*** Records shown Section Begins ***
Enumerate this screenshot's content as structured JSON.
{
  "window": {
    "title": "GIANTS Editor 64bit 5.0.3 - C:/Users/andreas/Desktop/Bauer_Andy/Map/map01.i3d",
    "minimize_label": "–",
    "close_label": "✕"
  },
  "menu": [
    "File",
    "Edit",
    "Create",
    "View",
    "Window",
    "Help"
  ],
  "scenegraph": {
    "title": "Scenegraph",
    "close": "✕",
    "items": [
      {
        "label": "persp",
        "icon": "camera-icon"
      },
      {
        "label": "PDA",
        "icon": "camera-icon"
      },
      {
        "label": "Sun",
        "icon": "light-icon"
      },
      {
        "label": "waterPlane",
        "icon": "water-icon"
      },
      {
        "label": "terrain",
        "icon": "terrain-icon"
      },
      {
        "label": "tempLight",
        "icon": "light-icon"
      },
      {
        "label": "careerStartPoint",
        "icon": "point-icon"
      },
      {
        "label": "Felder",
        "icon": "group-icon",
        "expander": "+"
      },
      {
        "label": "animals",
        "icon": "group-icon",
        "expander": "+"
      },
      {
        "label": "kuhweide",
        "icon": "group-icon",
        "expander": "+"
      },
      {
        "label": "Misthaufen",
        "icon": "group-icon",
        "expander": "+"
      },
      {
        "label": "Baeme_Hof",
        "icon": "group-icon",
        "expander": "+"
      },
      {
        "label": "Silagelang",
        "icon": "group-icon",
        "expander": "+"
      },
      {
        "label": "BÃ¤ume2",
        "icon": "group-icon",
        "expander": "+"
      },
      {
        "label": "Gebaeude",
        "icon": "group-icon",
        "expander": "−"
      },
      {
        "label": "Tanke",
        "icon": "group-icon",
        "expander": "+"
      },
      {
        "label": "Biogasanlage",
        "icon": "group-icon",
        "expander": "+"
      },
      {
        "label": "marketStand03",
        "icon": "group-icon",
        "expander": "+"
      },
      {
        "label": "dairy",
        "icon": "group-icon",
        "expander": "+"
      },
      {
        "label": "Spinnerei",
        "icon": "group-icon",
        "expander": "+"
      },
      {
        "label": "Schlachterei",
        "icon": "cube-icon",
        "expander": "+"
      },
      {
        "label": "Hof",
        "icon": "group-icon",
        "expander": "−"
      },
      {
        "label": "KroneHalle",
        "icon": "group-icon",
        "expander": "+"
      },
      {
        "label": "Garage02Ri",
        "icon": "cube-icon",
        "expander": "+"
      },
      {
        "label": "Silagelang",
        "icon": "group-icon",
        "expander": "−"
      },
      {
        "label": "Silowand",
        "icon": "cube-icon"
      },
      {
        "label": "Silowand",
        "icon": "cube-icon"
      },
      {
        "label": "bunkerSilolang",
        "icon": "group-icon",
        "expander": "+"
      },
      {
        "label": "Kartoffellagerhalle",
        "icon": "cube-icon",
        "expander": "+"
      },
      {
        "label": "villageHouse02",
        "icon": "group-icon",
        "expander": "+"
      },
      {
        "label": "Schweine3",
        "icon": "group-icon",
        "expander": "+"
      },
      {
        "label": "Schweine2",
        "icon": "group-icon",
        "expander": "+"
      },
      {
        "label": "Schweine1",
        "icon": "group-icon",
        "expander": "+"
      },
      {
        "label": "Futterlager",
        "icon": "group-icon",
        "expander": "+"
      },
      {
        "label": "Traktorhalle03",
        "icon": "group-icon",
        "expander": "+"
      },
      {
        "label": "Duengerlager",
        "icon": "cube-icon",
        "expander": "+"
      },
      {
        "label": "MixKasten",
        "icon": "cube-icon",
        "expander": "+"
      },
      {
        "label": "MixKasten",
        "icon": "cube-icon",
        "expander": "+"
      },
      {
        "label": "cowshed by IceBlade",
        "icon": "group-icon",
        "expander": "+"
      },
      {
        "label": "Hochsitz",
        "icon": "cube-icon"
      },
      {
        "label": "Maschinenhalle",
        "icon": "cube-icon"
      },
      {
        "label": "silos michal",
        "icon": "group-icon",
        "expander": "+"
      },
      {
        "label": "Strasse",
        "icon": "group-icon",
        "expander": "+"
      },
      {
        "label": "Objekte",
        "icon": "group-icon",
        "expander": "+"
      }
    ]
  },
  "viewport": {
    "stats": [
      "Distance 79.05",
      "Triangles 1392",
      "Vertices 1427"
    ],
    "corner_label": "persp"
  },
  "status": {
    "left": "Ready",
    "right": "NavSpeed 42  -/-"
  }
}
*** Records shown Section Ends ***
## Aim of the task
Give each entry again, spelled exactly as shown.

## Answer box
Enumerate this screenshot's content as structured JSON.
{
  "window": {
    "title": "GIANTS Editor 64bit 5.0.3 - C:/Users/andreas/Desktop/Bauer_Andy/Map/map01.i3d",
    "minimize_label": "–",
    "close_label": "✕"
  },
  "menu": [
    "File",
    "Edit",
    "Create",
    "View",
    "Window",
    "Help"
  ],
  "scenegraph": {
    "title": "Scenegraph",
    "close": "✕",
    "items": [
      {
        "label": "persp",
        "icon": "camera-icon"
      },
      {
        "label": "PDA",
        "icon": "camera-icon"
      },
      {
        "label": "Sun",
        "icon": "light-icon"
      },
      {
        "label": "waterPlane",
        "icon": "water-icon"
      },
      {
        "label": "terrain",
        "icon": "terrain-icon"
      },
      {
        "label": "tempLight",
        "icon": "light-icon"
      },
      {
        "label": "careerStartPoint",
        "icon": "point-icon"
      },
      {
        "label": "Felder",
        "icon": "group-icon",
        "expander": "+"
      },
      {
        "label": "animals",
        "icon": "group-icon",
        "expander": "+"
      },
      {
        "label": "kuhweide",
        "icon": "group-icon",
        "expander": "+"
      },
      {
        "label": "Misthaufen",
        "icon": "group-icon",
        "expander": "+"
      },
      {
        "label": "Baeme_Hof",
        "icon": "group-icon",
        "expander": "+"
      },
      {
        "label": "Silagelang",
        "icon": "group-icon",
        "expander": "+"
      },
      {
        "label": "BÃ¤ume2",
        "icon": "group-icon",
        "expander": "+"
      },
      {
        "label": "Gebaeude",
        "icon": "group-icon",
        "expander": "−"
      },
      {
        "label": "Tanke",
        "icon": "group-icon",
        "expander": "+"
      },
      {
        "label": "Biogasanlage",
        "icon": "group-icon",
        "expander": "+"
      },
      {
        "label": "marketStand03",
        "icon": "group-icon",
        "expander": "+"
      },
      {
        "label": "dairy",
        "icon": "group-icon",
        "expander": "+"
      },
      {
        "label": "Spinnerei",
        "icon": "group-icon",
        "expander": "+"
      },
      {
        "label": "Schlachterei",
        "icon": "cube-icon",
        "expander": "+"
      },
      {
        "label": "Hof",
        "icon": "group-icon",
        "expander": "−"
      },
      {
        "label": "KroneHalle",
        "icon": "group-icon",
        "expander": "+"
      },
      {
        "label": "Garage02Ri",
        "icon": "cube-icon",
        "expander": "+"
      },
      {
        "label": "Silagelang",
        "icon": "group-icon",
        "expander": "−"
      },
      {
        "label": "Silowand",
        "icon": "cube-icon"
      },
      {
        "label": "Silowand",
        "icon": "cube-icon"
      },
      {
        "label": "bunkerSilolang",
        "icon": "group-icon",
        "expander": "+"
      },
      {
        "label": "Kartoffellagerhalle",
        "icon": "cube-icon",
        "expander": "+"
      },
      {
        "label": "villageHouse02",
        "icon": "group-icon",
        "expander": "+"
      },
      {
        "label": "Schweine3",
        "icon": "group-icon",
        "expander": "+"
      },
      {
        "label": "Schweine2",
        "icon": "group-icon",
        "expander": "+"
      },
      {
        "label": "Schweine1",
        "icon": "group-icon",
        "expander": "+"
      },
      {
        "label": "Futterlager",
        "icon": "group-icon",
        "expander": "+"
      },
      {
        "label": "Traktorhalle03",
        "icon": "group-icon",
        "expander": "+"
      },
      {
        "label": "Duengerlager",
        "icon": "cube-icon",
        "expander": "+"
      },
      {
        "label": "MixKasten",
        "icon": "cube-icon",
        "expander": "+"
      },
      {
        "label": "MixKasten",
        "icon": "cube-icon",
        "expander": "+"
      },
      {
        "label": "cowshed by IceBlade",
        "icon": "group-icon",
        "expander": "+"
      },
      {
        "label": "Hochsitz",
        "icon": "cube-icon"
      },
      {
        "label": "Maschinenhalle",
        "icon": "cube-icon"
      },
      {
        "label": "silos michal",
        "icon": "group-icon",
        "expander": "+"
      },
      {
        "label": "Strasse",
        "icon": "group-icon",
        "expander": "+"
      },
      {
        "label": "Objekte",
        "icon": "group-icon",
        "expander": "+"
      }
    ]
  },
  "viewport": {
    "stats": [
      "Distance 79.05",
      "Triangles 1392",
      "Vertices 1427"
    ],
    "corner_label": "persp"
  },
  "status": {
    "left": "Ready",
    "right": "NavSpeed 42  -/-"
  }
}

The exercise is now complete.